Some of the oldest tea drinking traditions come from China. The tea ceremony is called Gongfu Cha which requires a special teaset often made of clay. Multiple small cups are used to prepare the tea by your host. The ceremony is meant to create balance as well as the act of sharing tea. The ritual caught on in England and North America and soon became an afternoon tradition that remains today. Modern afternoon tea at trendy tea salons and cafés feature a wide variety of quality teas and fine finger foods.
In Japan, Matcha, a powdered green tea is used for the ceremony called Chanoyu. There are many steps and customs in this ceremony. The host spends a lot of time and care in preparing the details which include movements and gestures. A bamboo whisk is used to stir the green tea powder until it’s frothy using special bowls. The bowl is then shared by all guests. The Japanese tea ceremony is rooted in Zen Buddhism rituals and creating harmony for the guests.

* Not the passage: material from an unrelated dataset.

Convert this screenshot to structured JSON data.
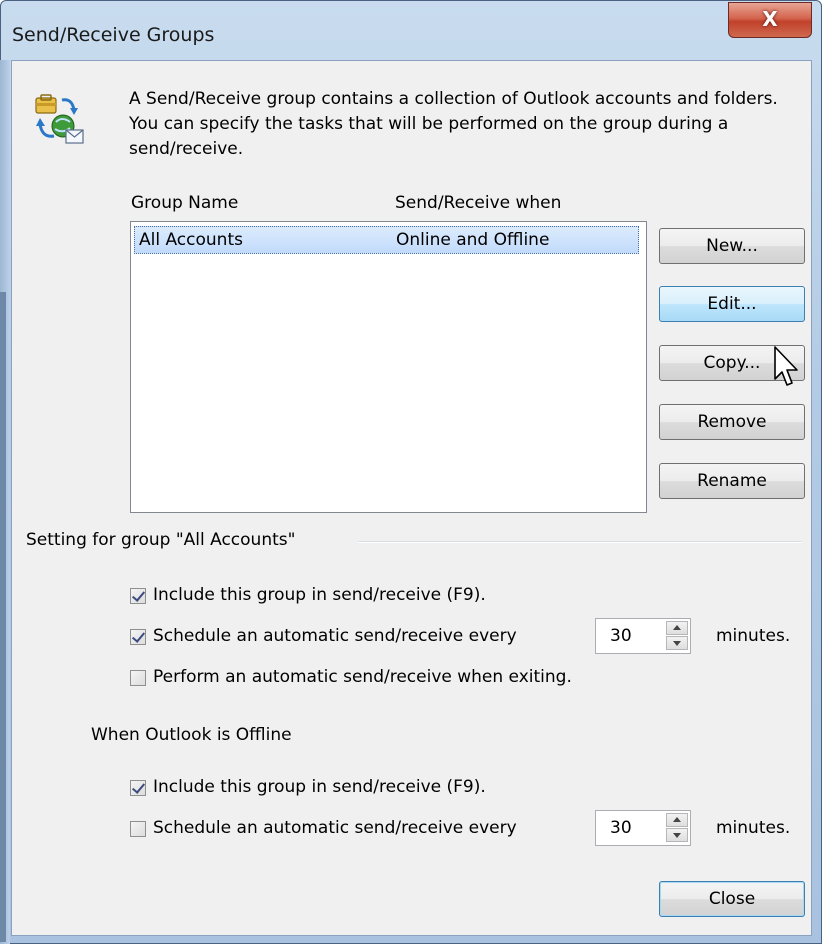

India doesn’t have a formal ceremony, but a spiced tea called masala chai is enjoyed by all. The black tea is mixed with spices such as cinnamon, cloves, nutmeg and cardamom. It’s cooked directly in milk and often served in clay cups, called Kulhar or Kulhads which are broken in a pile from which new cups are made again – a little bit of recycling. Chai sellers and vendors are called chaiwallahs. Their stalls, which line the streets, are a centre of gossip and news within the community.
Toareg tea or Moroccan mint tea is a combination of strong green tea from China and fresh mint leaves. The tea and mint are combined with sugar cubes in a silver teapot and served from a great height into small glasses. Pouring from a height creates bubbles in the glass, this ceremony of sorts is performed for guests and is called Atai. In Morocco tea represents friendship and kinship.

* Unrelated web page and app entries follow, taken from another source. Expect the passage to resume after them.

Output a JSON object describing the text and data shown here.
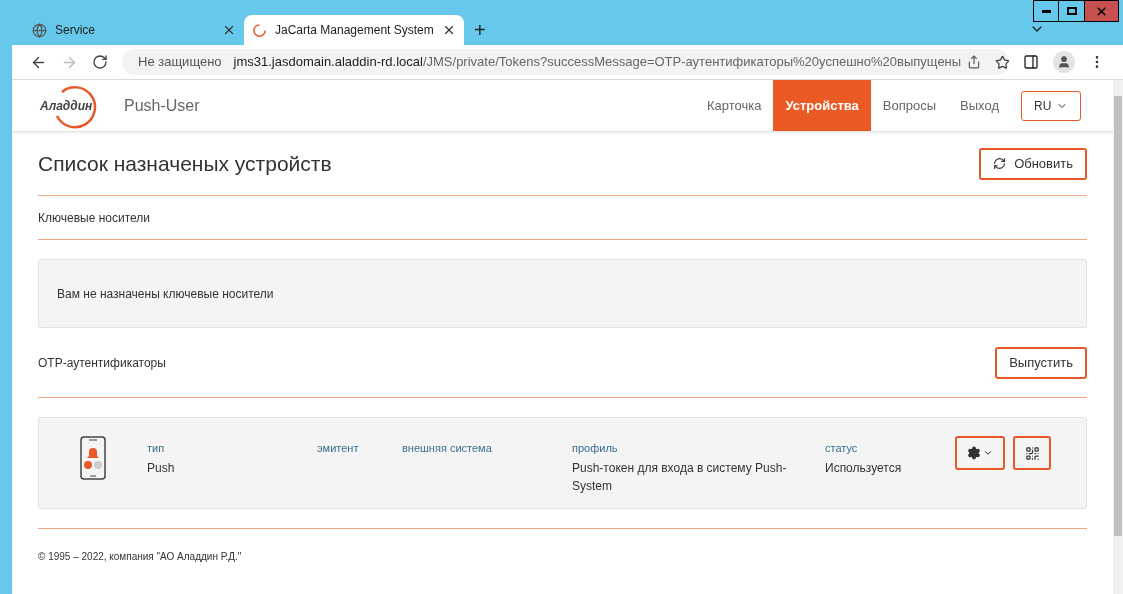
{
  "browser": {
    "tabs": [
      {
        "title": "Service",
        "selected": false
      },
      {
        "title": "JaCarta Management System",
        "selected": true
      }
    ],
    "new_tab": "+",
    "security": "Не защищено",
    "url_host": "jms31.jasdomain.aladdin-rd.local",
    "url_path": "/JMS/private/Tokens?successMessage=OTP-аутентификаторы%20успешно%20выпущены"
  },
  "header": {
    "logo": "Аладдин",
    "app_name": "Push-User",
    "nav": [
      {
        "label": "Карточка",
        "selected": false
      },
      {
        "label": "Устройства",
        "selected": true
      },
      {
        "label": "Вопросы",
        "selected": false
      },
      {
        "label": "Выход",
        "selected": false
      }
    ],
    "language": "RU"
  },
  "page": {
    "title": "Список назначеных устройств",
    "refresh_button": "Обновить",
    "key_carriers": {
      "heading": "Ключевые носители",
      "empty_message": "Вам не назначены ключевые носители"
    },
    "otp": {
      "heading": "OTP-аутентификаторы",
      "issue_button": "Выпустить",
      "devices": [
        {
          "fields": [
            {
              "label": "тип",
              "value": "Push"
            },
            {
              "label": "эмитент"
            },
            {
              "label": "внешняя система"
            },
            {
              "label": "профиль",
              "value": "Push-токен для входа в систему Push-System"
            },
            {
              "label": "статус",
              "value": "Используется"
            }
          ]
        }
      ]
    }
  },
  "footer": "© 1995 – 2022, компания \"АО Аладдин Р.Д.\""
}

English tea or Afternoon tea is enjoyed all around the world. It started when Anna, the Duchess of Bedford in 1841 who wanted a snack between her lunch and supper. Tea is enjoyed with a variety of small sandwiches, pastries as well as scones with cream and jam. Afternoon tea is a way to celebrate good tea and good friends while having a good time. You may also hear people refer to High Tea, which was traditionally a post-work meal usually including hot food and served at a high table or counter.
A special urn called a samowar is used in Russia. A strong black tea called zavarka is made in a smaller teapot which sits on top of it. A small amount of tea is poured into glass cups in a silver holder and then diluted with hot water from the samowar. The tea can be flavoured with lemon, sugar or other herbs. Russians sometimes enjoy sweetening their tea with jam. Much like other countries, tea and hospitality are closely connected.
An unusual tradition in Tibet combines tea with butter, this is called Po Cha. This high fat, energy boosting, butter tea is perfect for drinking in the high cold altitudes of the Himalayas. Dark tea is combined with yak milk and salt and then churned until it’s thick like butter. There is a very thorough ritual for sharing mate. The server, known as cebador, pours enough water to fill the gourd. It is then passed around clockwise and guests take turns drinking the entire contents of the gourd before passing it back to the server to refill for the next person.
In Thailand a popular way to drink tea is cold. Cha Yen is a strong brewed black tea that is sweetened using condensed milk. It’s sold on the street in bags and drunk through straws. Sometimes the tea is flavoured with orange blossom, cinnamon, star anise and ground tamarind and has a rich orange colour. It’s perfect for the hot weather of Thailand as well as a good match for the spicy Thai food.
A strong black tea sweetened with condensed milk is enjoyed in Malasia. It’s poured back and forth between two large mugs – this is called ‘pulled tea’ or Teh Tarik. The objective of ‘pulling’ the tea is to combine the ingredients and the result is a thick foamy drink. It’s quite a spectacle. The tradition of Teh Tarik is also enjoyed in Singapore and Indonesia.
Samowars are also used in Iran. The tea is served very strong and sweetened in two ways. You can either put a sugar cube between your teeth and drink the tea through it or a hard candy called nabat can be stirred directly into your cup.
Street vendors in Hong Kong will strain a combination of tea and milk through what looks like a sock. Sometimes actual stockings are used which is why you’ll hear this tea referred to as silk stocking tea.
A modern invention, Taiwanese Bubble tea is made with iced tea, usually black, green, jasmine or oolong. It’s mixed with powdered milk and flavoured sugar syrup. The bubbles are small chewy tapioca balls at the bottom of the cup which you drink through a wide straw.
Popular in Paraguay, Uruguay, Argentina and other countries in South America, an herbal leaf called Maté (ma-tay) is enjoyed using a special vessel. This vessel is called a cuilla and a bombilla. It is a hollow gourd and metal straw through which the Maté leaves are drunk steeped in hot water.